201609.06

Understanding Anti Plagiarism Software Employed in Third Level

Understanding Anti Plagiarism Software Employed in Third Level Education 

Dr. Niall McElwee, Director & Senior Researcher, @ThesisClinic


A question we are regularly asked at the Clinic. What exactly is plagiarism and how can software the Universities and Colleges employ find it? Firstly, let me state my problem with such software in the first instance. They steal our work! It’s as simple as that. It must be one of the greatest ironies of third level  education that a system checking for cheating is actually involved in cheating itself. It cheats undergrad and postgrad students. Let’s be clear and unambiguous. That’s how I see it.

Let me provide an example. My own Doctorate, which took me four years to research and write, was put through anti plagiarism software as is the norm (thankfully, I passed with no issues). That company used for this then uses all of my work to test other students writing in a similar area to see if they have used any of my work. Fair enough. I’d like my work to be correctly cited by other scholars as I hope I try to do with theirs when I write academic articles. But, I don’t get paid and they don’t get paid when, in turn, their work goes on the virtual space record. How has such a system been allowed to operate where we (the workers) don’t get paid a single cent for our effort? As our friends over in MasterCard might say, ‘priceless.’

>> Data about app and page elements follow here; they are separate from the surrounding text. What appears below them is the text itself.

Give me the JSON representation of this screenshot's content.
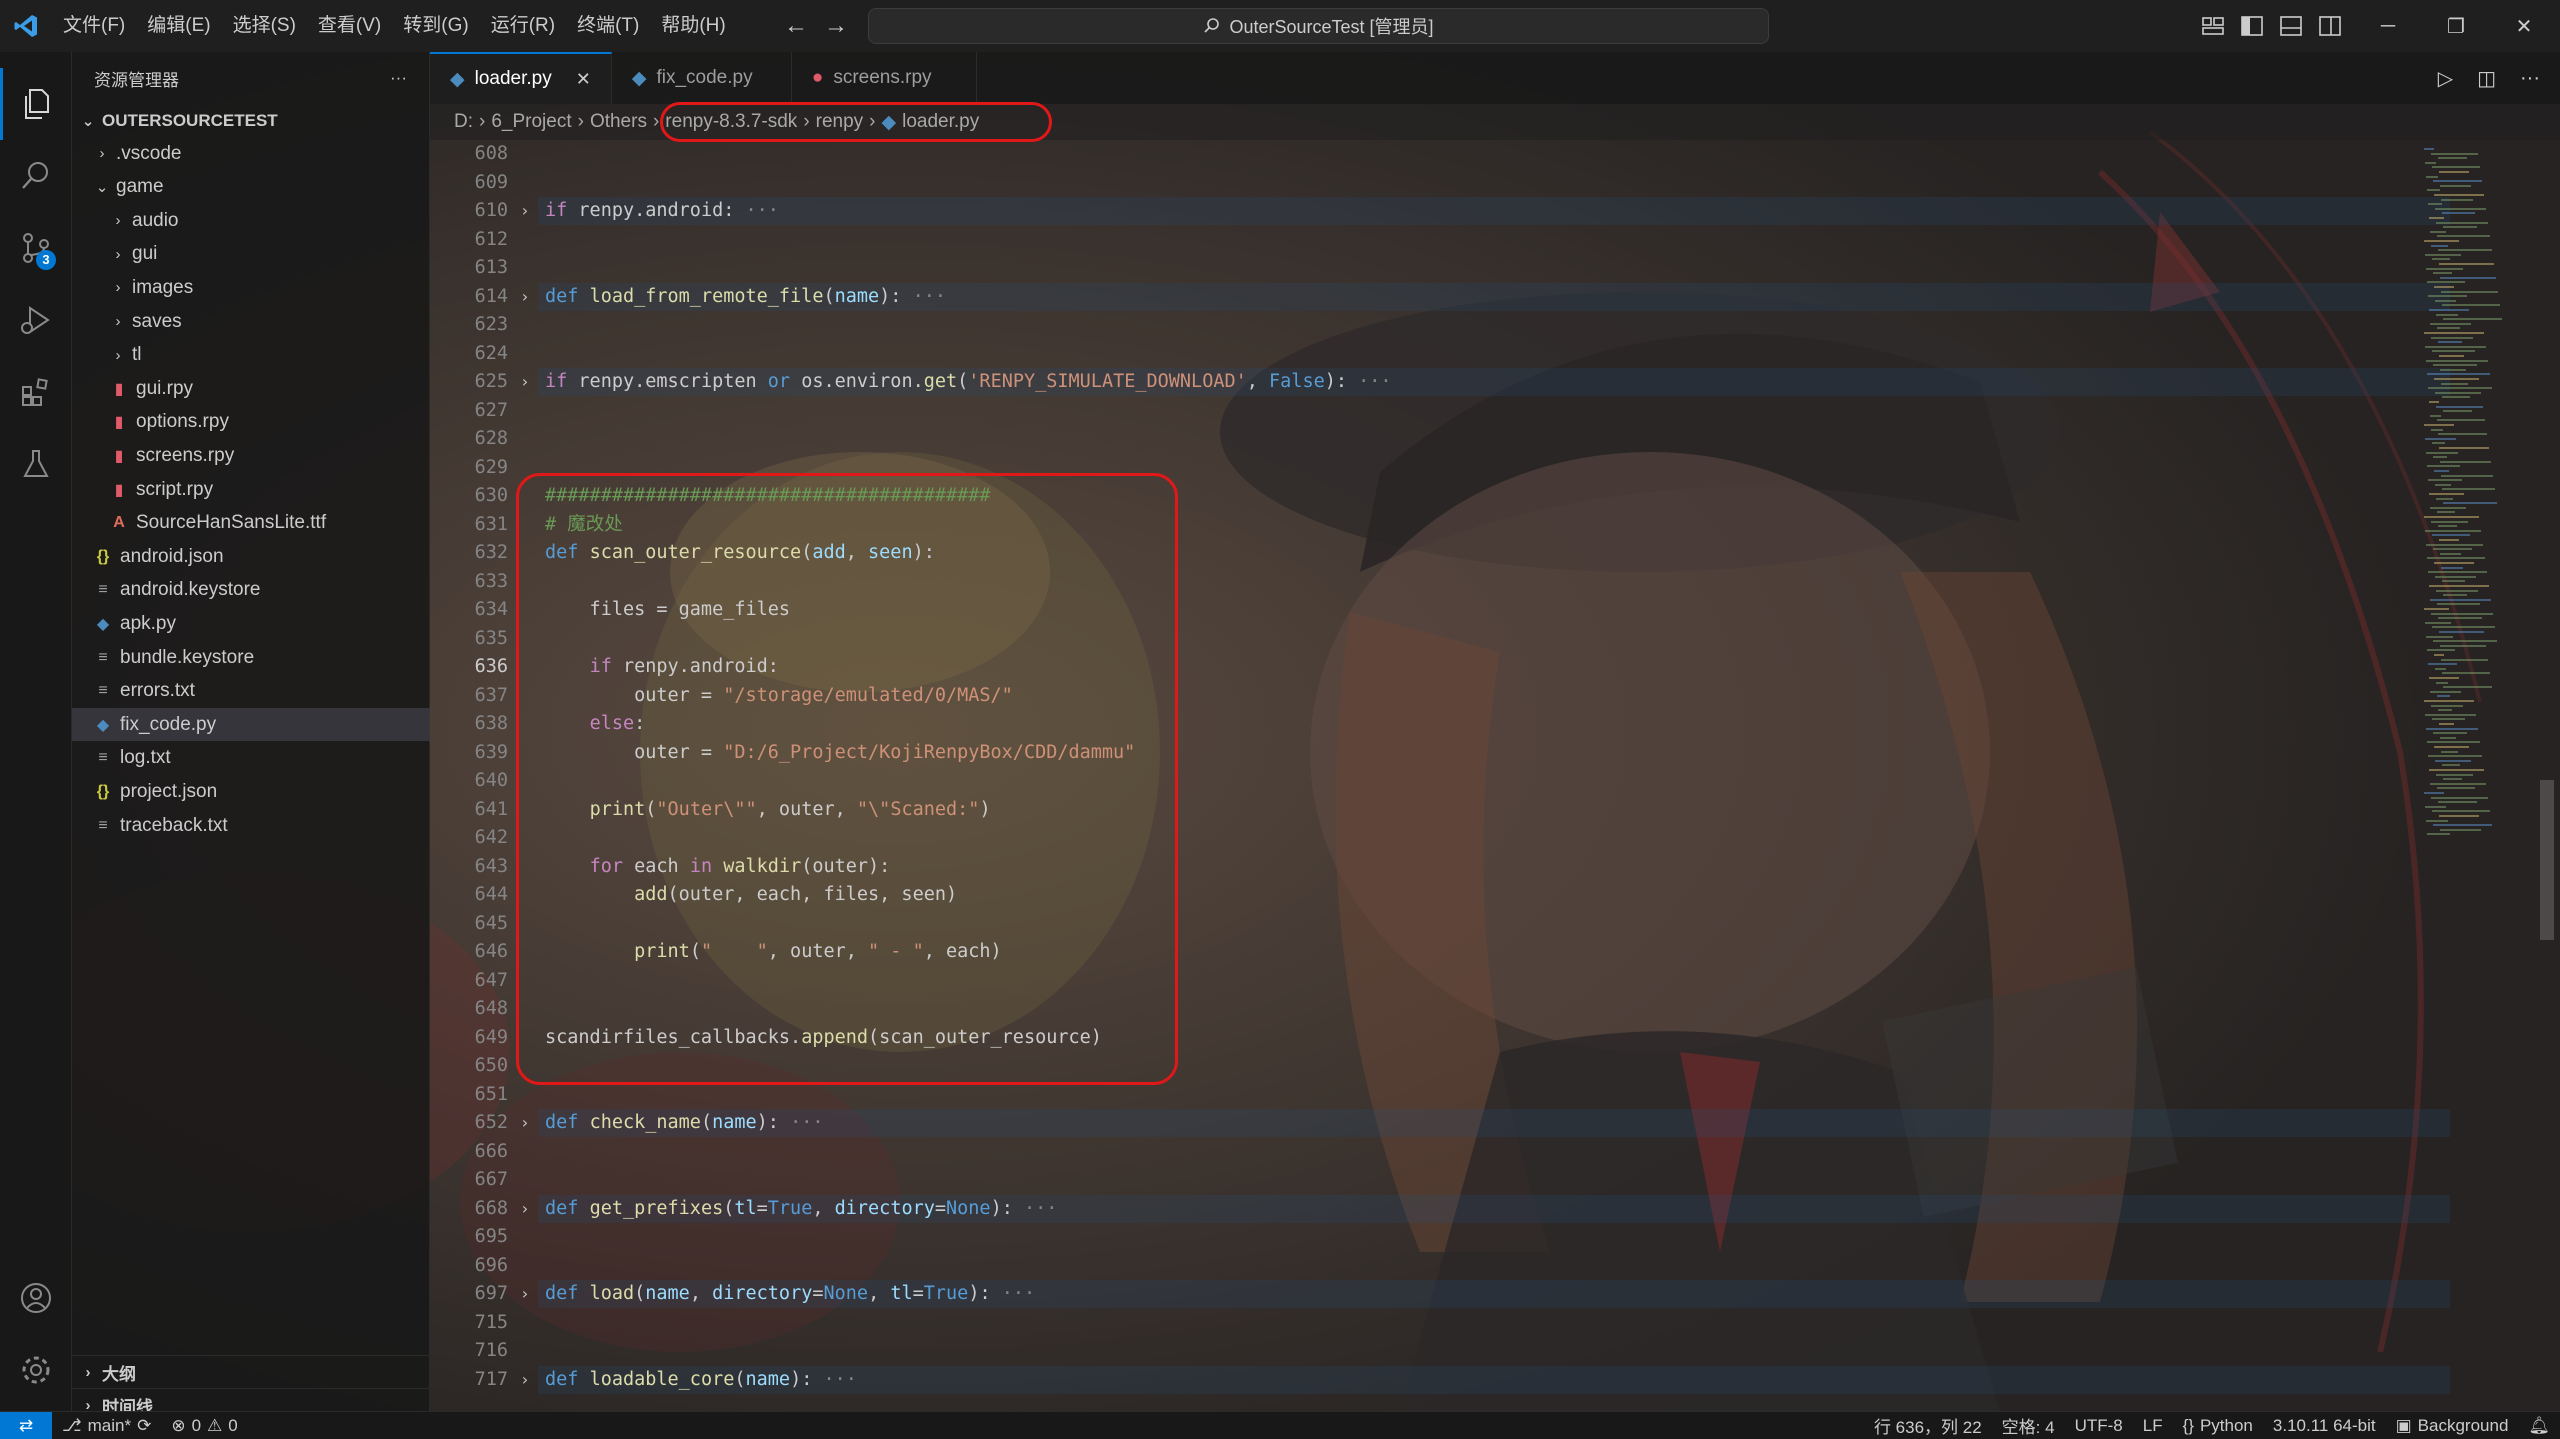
{
  "window": {
    "title": "OuterSourceTest [管理员]",
    "menu": [
      "文件(F)",
      "编辑(E)",
      "选择(S)",
      "查看(V)",
      "转到(G)",
      "运行(R)",
      "终端(T)",
      "帮助(H)"
    ]
  },
  "activity": {
    "source_control_badge": "3"
  },
  "sidebar": {
    "header": "资源管理器",
    "header_more": "···",
    "root": "OUTERSOURCETEST",
    "tree": [
      {
        "label": ".vscode",
        "type": "folder",
        "depth": 1,
        "open": false
      },
      {
        "label": "game",
        "type": "folder",
        "depth": 1,
        "open": true
      },
      {
        "label": "audio",
        "type": "folder",
        "depth": 2,
        "open": false
      },
      {
        "label": "gui",
        "type": "folder",
        "depth": 2,
        "open": false
      },
      {
        "label": "images",
        "type": "folder",
        "depth": 2,
        "open": false
      },
      {
        "label": "saves",
        "type": "folder",
        "depth": 2,
        "open": false
      },
      {
        "label": "tl",
        "type": "folder",
        "depth": 2,
        "open": false
      },
      {
        "label": "gui.rpy",
        "type": "rpy",
        "depth": 2
      },
      {
        "label": "options.rpy",
        "type": "rpy",
        "depth": 2
      },
      {
        "label": "screens.rpy",
        "type": "rpy",
        "depth": 2
      },
      {
        "label": "script.rpy",
        "type": "rpy",
        "depth": 2
      },
      {
        "label": "SourceHanSansLite.ttf",
        "type": "font",
        "depth": 2
      },
      {
        "label": "android.json",
        "type": "json",
        "depth": 1
      },
      {
        "label": "android.keystore",
        "type": "text",
        "depth": 1
      },
      {
        "label": "apk.py",
        "type": "py",
        "depth": 1
      },
      {
        "label": "bundle.keystore",
        "type": "text",
        "depth": 1
      },
      {
        "label": "errors.txt",
        "type": "text",
        "depth": 1
      },
      {
        "label": "fix_code.py",
        "type": "py",
        "depth": 1,
        "selected": true
      },
      {
        "label": "log.txt",
        "type": "text",
        "depth": 1
      },
      {
        "label": "project.json",
        "type": "json",
        "depth": 1
      },
      {
        "label": "traceback.txt",
        "type": "text",
        "depth": 1
      }
    ],
    "outline": "大纲",
    "timeline": "时间线"
  },
  "tabs": [
    {
      "label": "loader.py",
      "icon": "python-icon",
      "active": true
    },
    {
      "label": "fix_code.py",
      "icon": "python-icon",
      "active": false
    },
    {
      "label": "screens.rpy",
      "icon": "renpy-icon",
      "active": false
    }
  ],
  "breadcrumb": [
    "D:",
    "6_Project",
    "Others",
    "renpy-8.3.7-sdk",
    "renpy",
    "loader.py"
  ],
  "colors": {
    "accent": "#0078d4",
    "callout": "#e01818",
    "keyword": "#569cd6",
    "control": "#c586c0",
    "function": "#dcdcaa",
    "string": "#ce9178",
    "comment": "#6a9955",
    "param": "#9cdcfe"
  },
  "code": {
    "cursor_line": "636",
    "lines": [
      {
        "n": "608",
        "fold": false,
        "tokens": []
      },
      {
        "n": "609",
        "fold": false,
        "tokens": []
      },
      {
        "n": "610",
        "fold": true,
        "tokens": [
          [
            "kw2",
            "if "
          ],
          [
            "t",
            "renpy.android:"
          ],
          [
            "e",
            " ···"
          ]
        ]
      },
      {
        "n": "612",
        "fold": false,
        "tokens": []
      },
      {
        "n": "613",
        "fold": false,
        "tokens": []
      },
      {
        "n": "614",
        "fold": true,
        "tokens": [
          [
            "kw",
            "def "
          ],
          [
            "fn",
            "load_from_remote_file"
          ],
          [
            "t",
            "("
          ],
          [
            "pm",
            "name"
          ],
          [
            "t",
            "):"
          ],
          [
            "e",
            " ···"
          ]
        ]
      },
      {
        "n": "623",
        "fold": false,
        "tokens": []
      },
      {
        "n": "624",
        "fold": false,
        "tokens": []
      },
      {
        "n": "625",
        "fold": true,
        "tokens": [
          [
            "kw2",
            "if "
          ],
          [
            "t",
            "renpy.emscripten "
          ],
          [
            "kw",
            "or "
          ],
          [
            "t",
            "os.environ."
          ],
          [
            "fn",
            "get"
          ],
          [
            "t",
            "("
          ],
          [
            "st",
            "'RENPY_SIMULATE_DOWNLOAD'"
          ],
          [
            "t",
            ", "
          ],
          [
            "kw",
            "False"
          ],
          [
            "t",
            "):"
          ],
          [
            "e",
            " ···"
          ]
        ]
      },
      {
        "n": "627",
        "fold": false,
        "tokens": []
      },
      {
        "n": "628",
        "fold": false,
        "tokens": []
      },
      {
        "n": "629",
        "fold": false,
        "tokens": []
      },
      {
        "n": "630",
        "fold": false,
        "tokens": [
          [
            "cm",
            "########################################"
          ]
        ]
      },
      {
        "n": "631",
        "fold": false,
        "tokens": [
          [
            "cm",
            "# 魔改处"
          ]
        ]
      },
      {
        "n": "632",
        "fold": false,
        "tokens": [
          [
            "kw",
            "def "
          ],
          [
            "fn",
            "scan_outer_resource"
          ],
          [
            "t",
            "("
          ],
          [
            "pm",
            "add"
          ],
          [
            "t",
            ", "
          ],
          [
            "pm",
            "seen"
          ],
          [
            "t",
            "):"
          ]
        ]
      },
      {
        "n": "633",
        "fold": false,
        "tokens": []
      },
      {
        "n": "634",
        "fold": false,
        "tokens": [
          [
            "t",
            "    files = game_files"
          ]
        ]
      },
      {
        "n": "635",
        "fold": false,
        "tokens": []
      },
      {
        "n": "636",
        "fold": false,
        "tokens": [
          [
            "t",
            "    "
          ],
          [
            "kw2",
            "if "
          ],
          [
            "t",
            "renpy.android:"
          ]
        ]
      },
      {
        "n": "637",
        "fold": false,
        "tokens": [
          [
            "t",
            "        outer = "
          ],
          [
            "st",
            "\"/storage/emulated/0/MAS/\""
          ]
        ]
      },
      {
        "n": "638",
        "fold": false,
        "tokens": [
          [
            "t",
            "    "
          ],
          [
            "kw2",
            "else"
          ],
          [
            "t",
            ":"
          ]
        ]
      },
      {
        "n": "639",
        "fold": false,
        "tokens": [
          [
            "t",
            "        outer = "
          ],
          [
            "st",
            "\"D:/6_Project/KojiRenpyBox/CDD/dammu\""
          ]
        ]
      },
      {
        "n": "640",
        "fold": false,
        "tokens": []
      },
      {
        "n": "641",
        "fold": false,
        "tokens": [
          [
            "t",
            "    "
          ],
          [
            "fn",
            "print"
          ],
          [
            "t",
            "("
          ],
          [
            "st",
            "\"Outer\\\"\""
          ],
          [
            "t",
            ", outer, "
          ],
          [
            "st",
            "\"\\\"Scaned:\""
          ],
          [
            "t",
            ")"
          ]
        ]
      },
      {
        "n": "642",
        "fold": false,
        "tokens": []
      },
      {
        "n": "643",
        "fold": false,
        "tokens": [
          [
            "t",
            "    "
          ],
          [
            "kw2",
            "for "
          ],
          [
            "t",
            "each "
          ],
          [
            "kw2",
            "in "
          ],
          [
            "fn",
            "walkdir"
          ],
          [
            "t",
            "(outer):"
          ]
        ]
      },
      {
        "n": "644",
        "fold": false,
        "tokens": [
          [
            "t",
            "        "
          ],
          [
            "fn",
            "add"
          ],
          [
            "t",
            "(outer, each, files, seen)"
          ]
        ]
      },
      {
        "n": "645",
        "fold": false,
        "tokens": []
      },
      {
        "n": "646",
        "fold": false,
        "tokens": [
          [
            "t",
            "        "
          ],
          [
            "fn",
            "print"
          ],
          [
            "t",
            "("
          ],
          [
            "st",
            "\"    \""
          ],
          [
            "t",
            ", outer, "
          ],
          [
            "st",
            "\" - \""
          ],
          [
            "t",
            ", each)"
          ]
        ]
      },
      {
        "n": "647",
        "fold": false,
        "tokens": []
      },
      {
        "n": "648",
        "fold": false,
        "tokens": []
      },
      {
        "n": "649",
        "fold": false,
        "tokens": [
          [
            "t",
            "scandirfiles_callbacks."
          ],
          [
            "fn",
            "append"
          ],
          [
            "t",
            "(scan_outer_resource)"
          ]
        ]
      },
      {
        "n": "650",
        "fold": false,
        "tokens": []
      },
      {
        "n": "651",
        "fold": false,
        "tokens": []
      },
      {
        "n": "652",
        "fold": true,
        "tokens": [
          [
            "kw",
            "def "
          ],
          [
            "fn",
            "check_name"
          ],
          [
            "t",
            "("
          ],
          [
            "pm",
            "name"
          ],
          [
            "t",
            "):"
          ],
          [
            "e",
            " ···"
          ]
        ]
      },
      {
        "n": "666",
        "fold": false,
        "tokens": []
      },
      {
        "n": "667",
        "fold": false,
        "tokens": []
      },
      {
        "n": "668",
        "fold": true,
        "tokens": [
          [
            "kw",
            "def "
          ],
          [
            "fn",
            "get_prefixes"
          ],
          [
            "t",
            "("
          ],
          [
            "pm",
            "tl"
          ],
          [
            "t",
            "="
          ],
          [
            "kw",
            "True"
          ],
          [
            "t",
            ", "
          ],
          [
            "pm",
            "directory"
          ],
          [
            "t",
            "="
          ],
          [
            "kw",
            "None"
          ],
          [
            "t",
            "):"
          ],
          [
            "e",
            " ···"
          ]
        ]
      },
      {
        "n": "695",
        "fold": false,
        "tokens": []
      },
      {
        "n": "696",
        "fold": false,
        "tokens": []
      },
      {
        "n": "697",
        "fold": true,
        "tokens": [
          [
            "kw",
            "def "
          ],
          [
            "fn",
            "load"
          ],
          [
            "t",
            "("
          ],
          [
            "pm",
            "name"
          ],
          [
            "t",
            ", "
          ],
          [
            "pm",
            "directory"
          ],
          [
            "t",
            "="
          ],
          [
            "kw",
            "None"
          ],
          [
            "t",
            ", "
          ],
          [
            "pm",
            "tl"
          ],
          [
            "t",
            "="
          ],
          [
            "kw",
            "True"
          ],
          [
            "t",
            "):"
          ],
          [
            "e",
            " ···"
          ]
        ]
      },
      {
        "n": "715",
        "fold": false,
        "tokens": []
      },
      {
        "n": "716",
        "fold": false,
        "tokens": []
      },
      {
        "n": "717",
        "fold": true,
        "tokens": [
          [
            "kw",
            "def "
          ],
          [
            "fn",
            "loadable_core"
          ],
          [
            "t",
            "("
          ],
          [
            "pm",
            "name"
          ],
          [
            "t",
            "):"
          ],
          [
            "e",
            " ···"
          ]
        ]
      }
    ]
  },
  "status": {
    "branch": "main*",
    "errors": "0",
    "warnings": "0",
    "position": "行 636，列 22",
    "spaces": "空格: 4",
    "encoding": "UTF-8",
    "eol": "LF",
    "language": "Python",
    "interpreter": "3.10.11 64-bit",
    "background": "Background"
  }
}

In any case, back to explain what plagiarism is.

Turn It InPlagiarism is generally understood as the inclusion of another person’s writings or ideas or works, in any formally presented work (including projects, examinations or presentations) which form part of the assessment requirements for a module or programme of study without due acknowledgement either wholly or in part of the original source. The same applies to any form of copies of work from other Learners or work copied given from tutors. Plagiarism is a form of academic dishonesty where ideas are presented falsely as being the original thought of the author and is taken extremely seriously by third level providers.

Here are four common forms of academic dishonesty:

  1. Cheating on Tests and Examinations
Copying the work of others; or the use, or attempted use, of unauthorized notes, information, materials, study aids, or devices in any academic exercise or activity.
  2. Plagiarism:
The use and submission of another’s words, ideas, results, work, or processes without providing appropriate credit (i.e. documentation).
  3. Multiple Submission:
 Submitting the same material for credit in to courses, without permission of the Lecturer(s).
  4. Improper Collaboration:
 Inappropriate sharing of work on an assignment that was intended as an individual assignment. Or, when Learners work together in groups beyond the degree of permissible collaboration set out by the Lecturer.

In this article, I provide a screenshot of what a typical report looks like so readers and, in particular, students can get a sense of how forensic the review is. Study it. The software is good. Damn good. And you have to be better. It is not right or fair that some third level providers allow students the facility of pre submission anti plagiarism checks, whilst others don’t. My experience over and over here at the Clinic is that many students simply don’t understand the nuances of anti plagiarism and what it seeks to uncover. Is this fair?

So, source everything properly. Cite fully. And write as much of your own paper as you can. Oh, and join my campaign to get paid for our work. Even a standardised token payment from these massively resourced Companies would be nice.